Fred Jamieson has only one client and is a very successful strategic account manager for a large communications company. In my early years at IBM, I also had one large client, and it made my career.
While having one client is a lot of leverage for Fred, reps from smaller companies may have one or many clients also; the learning points from dealing with one mega client and about client service and revenue growth are exactly the same for all sales reps. Infrequently though, the wisdom of the single client account rep is rarely shared to benefit of all sales reps. Here they are the key points, rule by rule.
The Product Works as Promised
Whether you have one or many clients, each client expects that your product or service, and any supplemental services you provide, all work as promised. This, very basic benefit of the bargain, is often not a reality. Truly, things can go wrong that are not your doing, but a lot of sales behaviors are formative in the variance between what is represented and the actual performance of the product/service. For example, as a rep, you may know that your product will perform weakly on the client’s desired application, but you puff your way to getting the order signed. Shoot your right foot. Puffing does not make a product work. You probably lose the client.
When you sign an order with your one client, you must ensure that it’s the best choice for them. If there is any question of some less than stellar performance, you may, as part of a large company, have the product/service modified to work as promised. Barring that, if you want to retain the client, you will cement the relationship by recommending a competitor’s product. If your management does not understand this principle, you may have a political problem that requires your attention: losing one order for the sake of many has to be made clear to your manager.
Also read: 4 Ways to Build a Sales Relationship
Performance Benchmarks Deserve Frequent Evaluation
Products/Services often need servicing during the course of their use. With your one or your most important clients, the dates of the review of service and performance histories should be negotiated. While most companies promote such a review as quarterly or twice a year, a very important client may need a shorter interval between performance reviews; your products/services may be a new buy for the client, and to support her or his job stability, a monthly review of service performance may be necessary. As time goes on, that interval may stretch as you prove the quality of your product and service responses.
The important sales principle to remember is that you have to earn the right to be the biggest supplier to a strategic account. The performance review allows you to earn the right. While such reviews are labor intensive for many people on your side, it is up to you to keep your people focused on the expandability of the account, which can only be done by educating and negotiating with your own team.
Clients Exit for Small Annoyances
In the run up to cracking a large account, you probably have had to demonstrate your products/services in many ways: on site trials, references from other strategic accounts, objective industry evaluations and more. As a result, it’s unusual for a product/service to fail in a big way after that much inspection, although I have seen just plain defective products do that. Yes, the customer may cancel, but the more usual reason for a key client to stop doing business with you is a litany of small annoyances. People remember small annoyances just like you do as a consumer: a slow response to a question, an executive not checking in when they said they would, a mistake in billing or a cranky or a disinterested seeming person who answered the phone/email/text. Most importantly, you cannot win back a key client when they exit for a list of annoyances for at least 2 years or longer. And sometimes, never.
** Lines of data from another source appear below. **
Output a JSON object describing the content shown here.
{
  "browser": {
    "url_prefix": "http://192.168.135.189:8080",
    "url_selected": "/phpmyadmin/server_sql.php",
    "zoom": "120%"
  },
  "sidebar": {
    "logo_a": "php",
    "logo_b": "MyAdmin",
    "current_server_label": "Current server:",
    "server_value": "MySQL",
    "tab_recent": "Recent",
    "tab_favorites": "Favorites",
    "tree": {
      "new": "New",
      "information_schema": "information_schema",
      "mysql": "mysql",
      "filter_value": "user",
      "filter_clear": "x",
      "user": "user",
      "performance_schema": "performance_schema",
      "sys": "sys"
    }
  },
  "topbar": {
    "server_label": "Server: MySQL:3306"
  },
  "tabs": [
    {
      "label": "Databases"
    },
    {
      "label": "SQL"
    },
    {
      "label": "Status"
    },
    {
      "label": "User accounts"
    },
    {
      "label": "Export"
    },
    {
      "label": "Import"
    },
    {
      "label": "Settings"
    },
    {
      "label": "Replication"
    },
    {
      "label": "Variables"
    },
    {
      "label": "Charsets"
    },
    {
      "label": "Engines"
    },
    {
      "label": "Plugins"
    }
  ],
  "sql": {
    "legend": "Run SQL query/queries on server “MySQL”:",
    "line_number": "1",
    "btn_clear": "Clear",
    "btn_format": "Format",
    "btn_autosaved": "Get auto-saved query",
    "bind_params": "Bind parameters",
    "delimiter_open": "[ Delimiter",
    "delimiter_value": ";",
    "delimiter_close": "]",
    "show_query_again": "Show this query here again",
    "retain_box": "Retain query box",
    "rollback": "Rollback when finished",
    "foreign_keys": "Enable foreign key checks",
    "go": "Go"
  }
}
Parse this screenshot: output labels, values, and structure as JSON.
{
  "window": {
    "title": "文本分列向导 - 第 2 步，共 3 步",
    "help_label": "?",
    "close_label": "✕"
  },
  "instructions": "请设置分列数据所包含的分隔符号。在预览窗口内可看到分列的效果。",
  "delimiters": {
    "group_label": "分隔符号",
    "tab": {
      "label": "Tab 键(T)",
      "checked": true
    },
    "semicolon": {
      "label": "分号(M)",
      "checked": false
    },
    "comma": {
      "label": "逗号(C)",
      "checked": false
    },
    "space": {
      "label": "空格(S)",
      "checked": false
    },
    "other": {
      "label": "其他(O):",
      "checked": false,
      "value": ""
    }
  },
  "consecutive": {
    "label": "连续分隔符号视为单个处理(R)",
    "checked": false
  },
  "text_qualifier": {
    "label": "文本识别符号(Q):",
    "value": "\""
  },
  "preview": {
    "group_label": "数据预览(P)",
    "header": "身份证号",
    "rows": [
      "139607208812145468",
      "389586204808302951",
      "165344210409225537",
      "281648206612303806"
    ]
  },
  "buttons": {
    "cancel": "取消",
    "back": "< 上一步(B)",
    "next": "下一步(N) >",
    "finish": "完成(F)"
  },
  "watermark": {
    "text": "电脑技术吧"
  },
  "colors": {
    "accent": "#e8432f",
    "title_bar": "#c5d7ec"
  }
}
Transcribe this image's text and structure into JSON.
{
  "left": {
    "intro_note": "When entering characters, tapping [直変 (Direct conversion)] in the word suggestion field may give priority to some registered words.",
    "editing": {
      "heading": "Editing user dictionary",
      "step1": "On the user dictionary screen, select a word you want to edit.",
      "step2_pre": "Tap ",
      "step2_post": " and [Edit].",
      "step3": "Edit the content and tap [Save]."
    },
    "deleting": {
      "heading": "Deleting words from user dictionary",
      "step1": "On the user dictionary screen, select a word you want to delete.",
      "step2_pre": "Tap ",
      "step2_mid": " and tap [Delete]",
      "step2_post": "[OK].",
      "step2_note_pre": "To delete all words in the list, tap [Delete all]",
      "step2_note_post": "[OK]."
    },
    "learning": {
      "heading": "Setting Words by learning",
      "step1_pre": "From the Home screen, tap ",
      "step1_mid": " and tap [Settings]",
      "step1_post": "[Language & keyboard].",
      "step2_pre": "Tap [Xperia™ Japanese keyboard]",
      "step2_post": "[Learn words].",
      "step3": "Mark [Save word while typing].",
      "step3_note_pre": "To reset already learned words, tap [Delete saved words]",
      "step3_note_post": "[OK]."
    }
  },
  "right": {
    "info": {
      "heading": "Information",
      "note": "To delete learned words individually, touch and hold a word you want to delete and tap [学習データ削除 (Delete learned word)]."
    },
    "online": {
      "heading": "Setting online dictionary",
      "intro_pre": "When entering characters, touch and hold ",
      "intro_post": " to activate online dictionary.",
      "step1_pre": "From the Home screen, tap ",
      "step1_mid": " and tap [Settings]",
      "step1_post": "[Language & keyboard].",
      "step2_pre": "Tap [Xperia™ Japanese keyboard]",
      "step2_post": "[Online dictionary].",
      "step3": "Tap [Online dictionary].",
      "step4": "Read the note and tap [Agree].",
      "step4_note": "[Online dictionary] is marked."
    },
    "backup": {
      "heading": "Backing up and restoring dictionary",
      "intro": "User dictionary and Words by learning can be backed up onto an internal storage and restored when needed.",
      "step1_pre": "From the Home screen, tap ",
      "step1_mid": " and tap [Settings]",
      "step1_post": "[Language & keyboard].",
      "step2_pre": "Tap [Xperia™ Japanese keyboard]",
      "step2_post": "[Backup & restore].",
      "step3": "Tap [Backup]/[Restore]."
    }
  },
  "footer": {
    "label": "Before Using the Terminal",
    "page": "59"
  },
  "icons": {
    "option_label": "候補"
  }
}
Know the Client’s Business
This should be Rule #1 because you won’t get in the door without knowing the client’s business. In a more serious vein, however, once you are a major supplier to a key client, it is up to you to know as much as possible about their business as possible. If your client attends a particular trade association or conference, you should attend. You need to read, research and interview all key stakeholders in the account to ascertain their business goals and strategy, changes in personnel, changes in the organizational structure, some from mergers, acquisitions, spin offs, and new product planning and more. In a publicly traded client company, you should also be reading 10Ks and Qs. As a strategic account manager, it is your job to know as much about your client as humanly possible and never reveal sensitive, confidential or non-public information to anyone. In fact, many key clients require that you sign a confidentiality agreement. Consider yourself on the same team. Act like it.
Reputations are made by dealing with one mega client. With that much professional leverage, the opposite is also true. The lessons learned from large client management apply to all types of sales, no matter how many clients you have. Unfortunately, only a few people ever get to manage one large account. If you are new in sales, learn from the people that manage one client; ask to travel with them if feasible, talk with them about how they handle certain situations and problems. You will be well served.
Cross Industry Learning Points
- Strategic account reps who work with one client exhibit common behaviors. They are curious, collaborative, detailed oriented problem solvers who are not afraid to talk to all stakeholders in a purchase decision and anyone else from the CEO on down. As a result, they are reliable forecasters of future revenues and margins.
- People who manage one account are experts at managing their own company. They negotiate what they need using objective data and framing positions with financial outcomes balanced by costs to their own company.
- IF you are a manager of a strategic account rep or reps, think of your big clients as a portfolio of investments. Spend a lot of time with the client and all of the stakeholders to the buying decision, as well as the C suite executives of the company. You will learn of those petty annoyances that only you may be able to remedy, as well as reinforcing your position as a very important supplier. You never want to receive the unhappy news of a client cancellation second hand; you want to be able to offset such a result in your portfolio.